A book may show and tell you, but it will never give you the in-depth understanding of experience. Most exercise-related educations over emphasize the cardiovascular system and under emphasize the brain (neurological), bio-mechanical level and the function of physics. This has been expressed to me by numerous people who are trainers and hold various degrees in the health field.
Nevertheless, having an education in the exercise field is a good start if you know how to acquire the much needed requirements. In addition, many clients think that because their trainer works out and has big muscles -he or she is therefore, a good trainer. Nothing could be further from the truth.
A trainer has to be a good analyst –of both themselves and others. A trainer must be able to assess and evaluate physical concerns that arise as the client deals with life’s physical challenges. The trainer must be able to negotiate each session based on those assessments with confidence and accuracy. The trainer must know when to refer out to other health professionals in a situation that calls for additional evaluation, assessment or another mode of care. A trainer must have a solid network of highly competent medical and health professionals for this.
These people should have a good understanding of the trainer’s competence and experience in order to assure that their goals are safely and properly obtained. A trainer should understand proper injury response. This can assist the client in reducing the negative effects of injury in the event of a mishap (sports, work, etc.). The trainer should be on call for common sense assistance or recommendation.
At our facility, we are available for assessment, evaluation, treatment or referral. We don’t just handle strength and fitness issues, because there are many other aspects to a client’s life. A good personal exercise professional should have many aspects to those services available. I find that most so-called personal trainers have little knowledge and experience yet are especially exuberant on fees.
Personally, I feel a trainer shouldn’t try to ask for the most from their clients. Trainers should give the most and expect the client to pay for the true worth of the service, of course, upon agreement.
So, when it comes to picking a trainer, please be advised that there is a lot to consider. No weekend course or 20 hour certification program is close to what is required to give an adequate service. Most quick certification courses are designed to make big bucks for the course developers at the expense of the person paying for it. That expense gets passed down to the consumer (as usual) who pays too much money and puts in too much time for inadequate results. It’s bad enough that the consumer pays with time and money but to get little in return, is worse yet.
There is also always the chance that injury can occur (an added insult to the wasted time and money). I realize that a lot of readers feel I’m exaggerating a bit. That’s your prerogative but if it were the case, I wouldn’t have clients that had so-called trainers and received little to no results.
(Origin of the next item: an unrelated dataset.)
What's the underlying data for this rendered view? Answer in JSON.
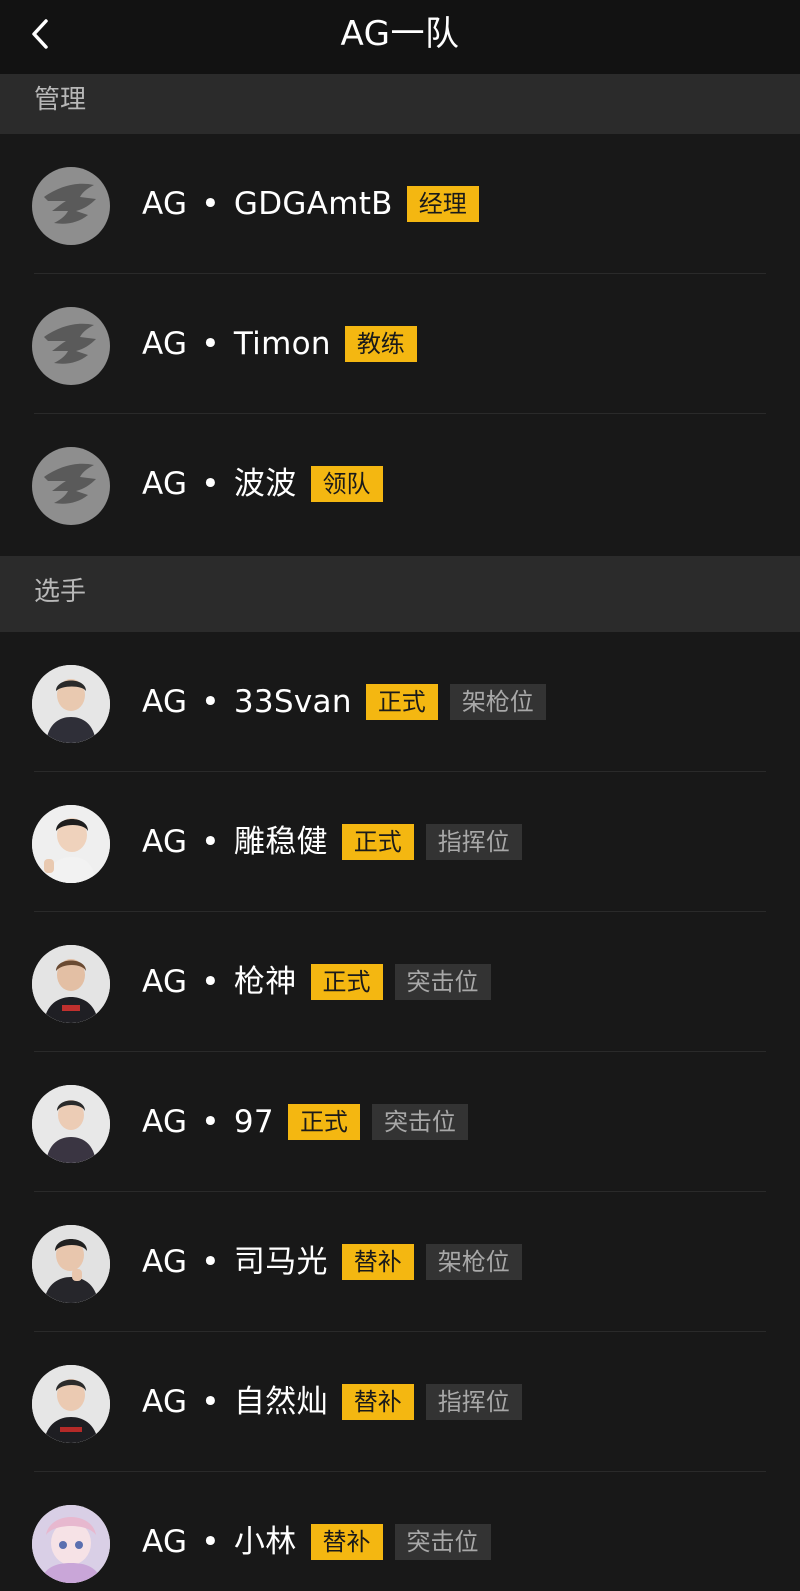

The compliments we receive for what we do for such clients are gratifying but also alarm me of the shortage of truly good professionals.
You have to use your head on this as well as your gut feeling (even if they come highly recommended). Can you trust them? Are they committed to you? Do they really care? Find ways to answer these three questions. Add their experience and knowledge. Follow it up with talking to several of their clients and then decide. Remember you’re worth it!